Line Voltage vs Low Voltage problem . . . please help!

Discussion in 'Landscape Lighting' started by PaulF, Nov 30, 2005.

  1. PaulF

    PaulF LawnSite Member
    Posts: 2

    Problem statement:
    120' of fence. Fence posts every 7.5' made out of 4"x4" square steel (hollow). Fence posts fabricated with 1/2" threaded holes at 5' above ground level (agl) for lighting fixtures and holes at 1.5' agl for electric outlets. 3/4" elec conduit runs under bottom rail between each post. With overall lenght of run at 120' plus going up and down each post 5' - the run ends up being more like 280'!! The 3/4" conduit will make pulling both line voltage wiring for the outlets AND 10 Gauge or larger wire for low-voltage fixtures above too difficult. I am therefor looking for small sconses like you find so many of in the low-voltage fixtures - in line voltage. Half-round hockey puck style deck lights would work great, but I can't find any in 110/120.

    I could put in a low-voltage fixture at each location if I used a single small transformer at each and every fixture inside the post, but that really starts to get spendy at over 40 fixtures!!!

    Any ideas??? I could really use some advise fast!

    Thanks,
    Paul
     
  2. SamIV

    SamIV LawnSite Senior Member
    Posts: 324

    Go to ccl-light.com. They offer the hockey puck in 120v and 12v. Not the highest quality product out there but they have what you are interested in.

    One thing you might consider is burying the 12 volt cable and using the conduit for the line voltage wiring only. The low voltage wire needs only to be 6 inches deep in soil

    Sam IV
     
  3. PaulF

    PaulF LawnSite Member
    Posts: 2

    Thanks for the great site reference! They are all brass - so it appears the construction is pretty good. I might order one first to check it out before I order 45-50 more!
     
  4. YardPro

    YardPro LawnSite Gold Member
    Posts: 3,563

    also... you can use romex instead of stranded wire.. much smaller dimension..

    i had an issue similar to yours and talked to vista tech support. as i had thought 10ga is 10 ga.. mo difference in stranded or solid.... the only reason stranded is so popular is becuase it is more flexible and easier to work with. they told me it was very common to use the romes style wire.....

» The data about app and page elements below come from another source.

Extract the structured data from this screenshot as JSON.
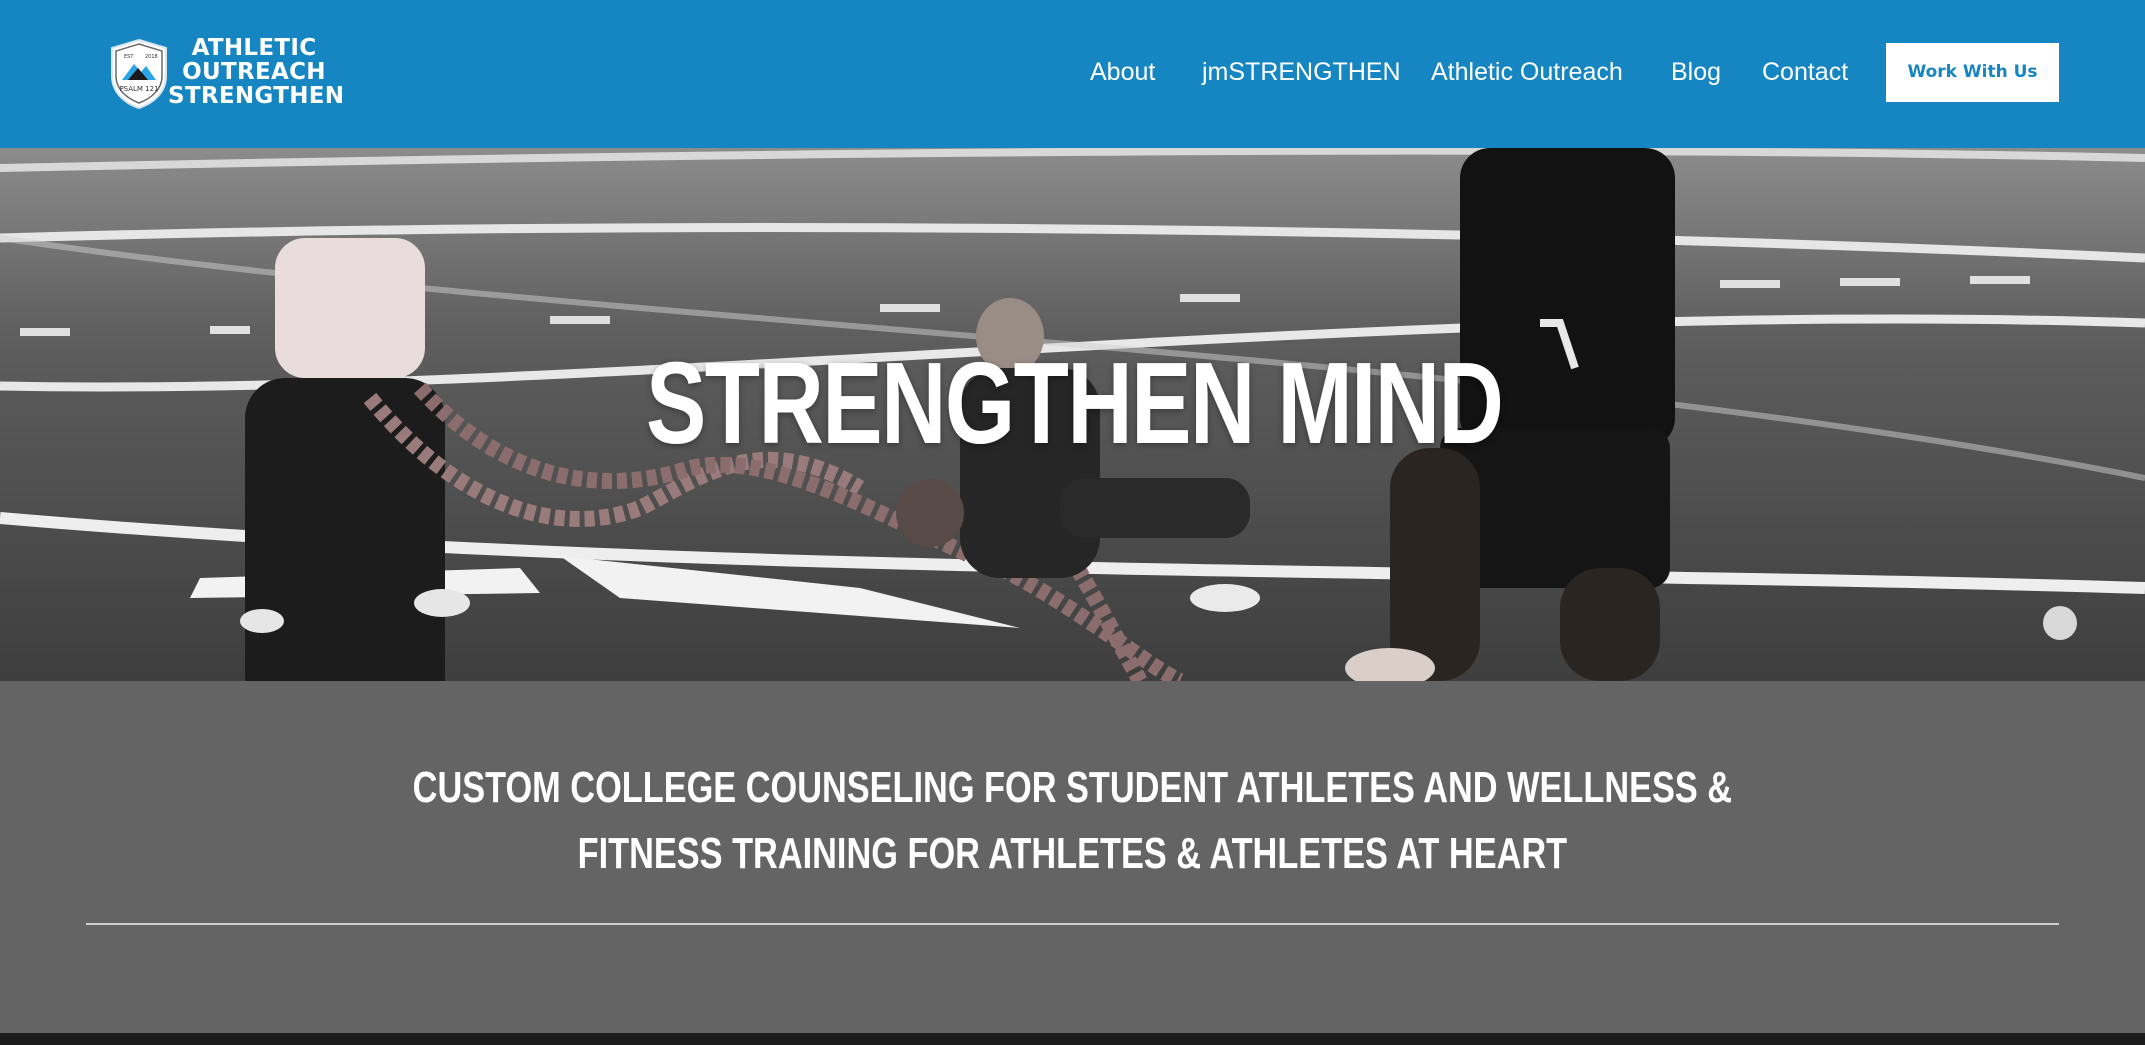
{
  "brand": {
    "logo_lines": [
      "ATHLETIC",
      "OUTREACH",
      "STRENGTHEN"
    ],
    "badge_lines": [
      "EST",
      "2018",
      "PSALM 121"
    ],
    "colors": {
      "header": "#1686c2",
      "cta_text": "#1686c2",
      "section_bg": "#646464"
    }
  },
  "nav": {
    "items": [
      {
        "label": "About"
      },
      {
        "label": "jmSTRENGTHEN"
      },
      {
        "label": "Athletic Outreach"
      },
      {
        "label": "Blog"
      },
      {
        "label": "Contact"
      }
    ],
    "cta_label": "Work With Us"
  },
  "hero": {
    "title": "STRENGTHEN MIND"
  },
  "tagline": {
    "lines": [
      "CUSTOM COLLEGE COUNSELING FOR STUDENT ATHLETES AND WELLNESS &",
      "FITNESS TRAINING FOR ATHLETES & ATHLETES AT HEART"
    ]
  }
}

    allowed me to run 2 10GA through a 3/4 conduit with a ton of room to spare.

    just remember to use 2 wire conductor.. not 2 with ground
     
  5. NightScenes

    NightScenes LawnSite Silver Member
    Posts: 2,209

    As an electrician for 15 years I can tell you that stranded wire is a better conductor than solid wire. This means less voltage drop with stranded wire.
     

Share This Page